## What is expected
How many of the lines below hold "Creation"? Only the number, please.

## Records for the exercise
· · · · · · ·

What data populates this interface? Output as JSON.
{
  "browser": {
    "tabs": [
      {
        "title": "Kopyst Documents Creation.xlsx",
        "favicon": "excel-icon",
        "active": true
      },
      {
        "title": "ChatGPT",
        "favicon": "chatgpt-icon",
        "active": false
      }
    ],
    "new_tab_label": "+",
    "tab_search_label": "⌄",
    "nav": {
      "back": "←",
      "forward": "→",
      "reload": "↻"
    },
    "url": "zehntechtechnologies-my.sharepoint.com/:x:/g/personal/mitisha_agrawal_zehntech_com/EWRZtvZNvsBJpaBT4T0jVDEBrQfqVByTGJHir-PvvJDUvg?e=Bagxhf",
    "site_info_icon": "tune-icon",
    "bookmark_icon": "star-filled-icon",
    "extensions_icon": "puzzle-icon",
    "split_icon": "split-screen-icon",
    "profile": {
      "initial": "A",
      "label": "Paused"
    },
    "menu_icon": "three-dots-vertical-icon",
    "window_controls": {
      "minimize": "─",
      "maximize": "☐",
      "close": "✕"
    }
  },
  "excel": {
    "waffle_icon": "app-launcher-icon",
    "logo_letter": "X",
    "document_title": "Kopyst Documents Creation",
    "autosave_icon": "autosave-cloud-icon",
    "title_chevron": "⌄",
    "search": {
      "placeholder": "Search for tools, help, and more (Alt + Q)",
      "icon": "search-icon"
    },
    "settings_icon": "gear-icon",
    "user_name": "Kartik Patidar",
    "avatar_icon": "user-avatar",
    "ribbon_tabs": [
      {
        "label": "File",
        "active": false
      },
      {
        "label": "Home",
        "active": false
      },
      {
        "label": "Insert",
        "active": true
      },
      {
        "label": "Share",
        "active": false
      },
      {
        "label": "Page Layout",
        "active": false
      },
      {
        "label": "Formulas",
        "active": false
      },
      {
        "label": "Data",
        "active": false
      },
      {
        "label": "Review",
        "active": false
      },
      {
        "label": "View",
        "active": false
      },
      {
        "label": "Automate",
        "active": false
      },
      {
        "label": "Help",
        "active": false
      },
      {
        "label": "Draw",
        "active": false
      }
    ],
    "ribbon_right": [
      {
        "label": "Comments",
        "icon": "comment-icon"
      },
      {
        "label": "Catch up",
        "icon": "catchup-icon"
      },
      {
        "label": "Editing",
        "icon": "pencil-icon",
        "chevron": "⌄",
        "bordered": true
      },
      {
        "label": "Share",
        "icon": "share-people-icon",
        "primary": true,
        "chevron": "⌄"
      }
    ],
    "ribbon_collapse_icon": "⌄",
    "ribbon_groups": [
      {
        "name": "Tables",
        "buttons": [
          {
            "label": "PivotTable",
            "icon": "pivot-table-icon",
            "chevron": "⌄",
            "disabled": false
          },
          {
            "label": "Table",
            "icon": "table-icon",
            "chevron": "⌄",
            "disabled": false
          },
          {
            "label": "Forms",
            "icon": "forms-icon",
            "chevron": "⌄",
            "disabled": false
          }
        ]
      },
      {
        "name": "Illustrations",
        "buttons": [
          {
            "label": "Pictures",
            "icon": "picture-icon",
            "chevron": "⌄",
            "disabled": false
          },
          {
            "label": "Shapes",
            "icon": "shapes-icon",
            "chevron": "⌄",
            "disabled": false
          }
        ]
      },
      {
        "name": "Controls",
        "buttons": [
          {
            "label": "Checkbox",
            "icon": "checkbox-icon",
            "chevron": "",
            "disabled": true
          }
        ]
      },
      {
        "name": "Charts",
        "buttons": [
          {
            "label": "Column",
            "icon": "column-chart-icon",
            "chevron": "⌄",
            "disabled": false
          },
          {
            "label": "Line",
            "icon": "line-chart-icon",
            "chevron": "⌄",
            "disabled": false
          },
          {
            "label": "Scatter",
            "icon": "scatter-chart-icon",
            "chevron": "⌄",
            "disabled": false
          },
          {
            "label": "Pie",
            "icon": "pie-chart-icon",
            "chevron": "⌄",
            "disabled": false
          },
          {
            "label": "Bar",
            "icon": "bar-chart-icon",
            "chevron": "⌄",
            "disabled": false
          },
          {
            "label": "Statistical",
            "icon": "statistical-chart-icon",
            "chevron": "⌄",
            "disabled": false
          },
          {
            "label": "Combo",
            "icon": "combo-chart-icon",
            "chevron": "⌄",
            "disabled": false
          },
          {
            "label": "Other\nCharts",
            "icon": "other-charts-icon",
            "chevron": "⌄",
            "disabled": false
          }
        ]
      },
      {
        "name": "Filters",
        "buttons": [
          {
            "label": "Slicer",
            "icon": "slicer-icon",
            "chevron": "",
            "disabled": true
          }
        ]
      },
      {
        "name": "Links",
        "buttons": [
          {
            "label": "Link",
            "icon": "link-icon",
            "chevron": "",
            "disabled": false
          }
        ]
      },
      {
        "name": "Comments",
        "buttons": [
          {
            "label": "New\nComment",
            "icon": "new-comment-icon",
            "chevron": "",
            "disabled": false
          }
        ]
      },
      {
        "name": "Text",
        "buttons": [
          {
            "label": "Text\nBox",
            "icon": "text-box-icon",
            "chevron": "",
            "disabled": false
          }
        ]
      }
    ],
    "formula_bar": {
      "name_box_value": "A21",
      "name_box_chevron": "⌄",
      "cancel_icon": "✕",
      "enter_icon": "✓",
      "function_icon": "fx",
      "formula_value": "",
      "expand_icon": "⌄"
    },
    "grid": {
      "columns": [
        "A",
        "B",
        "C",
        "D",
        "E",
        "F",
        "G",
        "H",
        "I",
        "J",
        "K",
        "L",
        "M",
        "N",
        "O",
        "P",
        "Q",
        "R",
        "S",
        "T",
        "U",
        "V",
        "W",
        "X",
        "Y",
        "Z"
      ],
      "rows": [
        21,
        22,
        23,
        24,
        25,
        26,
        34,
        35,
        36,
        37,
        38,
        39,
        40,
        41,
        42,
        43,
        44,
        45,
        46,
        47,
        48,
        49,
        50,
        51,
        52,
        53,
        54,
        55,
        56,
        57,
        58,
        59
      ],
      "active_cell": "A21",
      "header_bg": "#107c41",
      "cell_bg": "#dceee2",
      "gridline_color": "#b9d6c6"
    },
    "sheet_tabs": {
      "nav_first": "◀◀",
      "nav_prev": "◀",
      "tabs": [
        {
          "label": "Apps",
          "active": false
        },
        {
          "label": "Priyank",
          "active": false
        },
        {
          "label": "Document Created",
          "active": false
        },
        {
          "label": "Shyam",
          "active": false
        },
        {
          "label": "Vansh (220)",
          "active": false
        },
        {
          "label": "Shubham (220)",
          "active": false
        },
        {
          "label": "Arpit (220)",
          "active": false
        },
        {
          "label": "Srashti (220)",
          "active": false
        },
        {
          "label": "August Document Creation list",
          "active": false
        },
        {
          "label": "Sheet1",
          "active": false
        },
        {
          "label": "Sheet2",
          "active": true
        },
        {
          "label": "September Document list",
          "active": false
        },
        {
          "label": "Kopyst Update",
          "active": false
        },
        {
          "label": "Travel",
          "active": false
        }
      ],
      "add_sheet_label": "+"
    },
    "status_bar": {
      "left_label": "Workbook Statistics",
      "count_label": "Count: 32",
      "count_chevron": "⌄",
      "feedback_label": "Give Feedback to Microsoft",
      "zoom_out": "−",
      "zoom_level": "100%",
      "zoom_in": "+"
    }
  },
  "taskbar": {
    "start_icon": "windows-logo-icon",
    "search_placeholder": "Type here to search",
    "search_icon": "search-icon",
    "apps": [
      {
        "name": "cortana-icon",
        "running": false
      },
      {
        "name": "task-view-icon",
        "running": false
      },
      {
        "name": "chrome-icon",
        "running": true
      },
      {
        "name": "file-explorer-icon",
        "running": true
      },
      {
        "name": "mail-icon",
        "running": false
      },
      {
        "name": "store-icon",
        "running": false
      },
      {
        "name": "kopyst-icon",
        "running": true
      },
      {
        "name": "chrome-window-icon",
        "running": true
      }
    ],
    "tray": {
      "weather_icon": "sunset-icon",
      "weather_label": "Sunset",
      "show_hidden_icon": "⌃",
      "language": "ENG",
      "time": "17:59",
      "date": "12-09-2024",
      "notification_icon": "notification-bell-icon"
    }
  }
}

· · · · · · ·

## Exercise output
3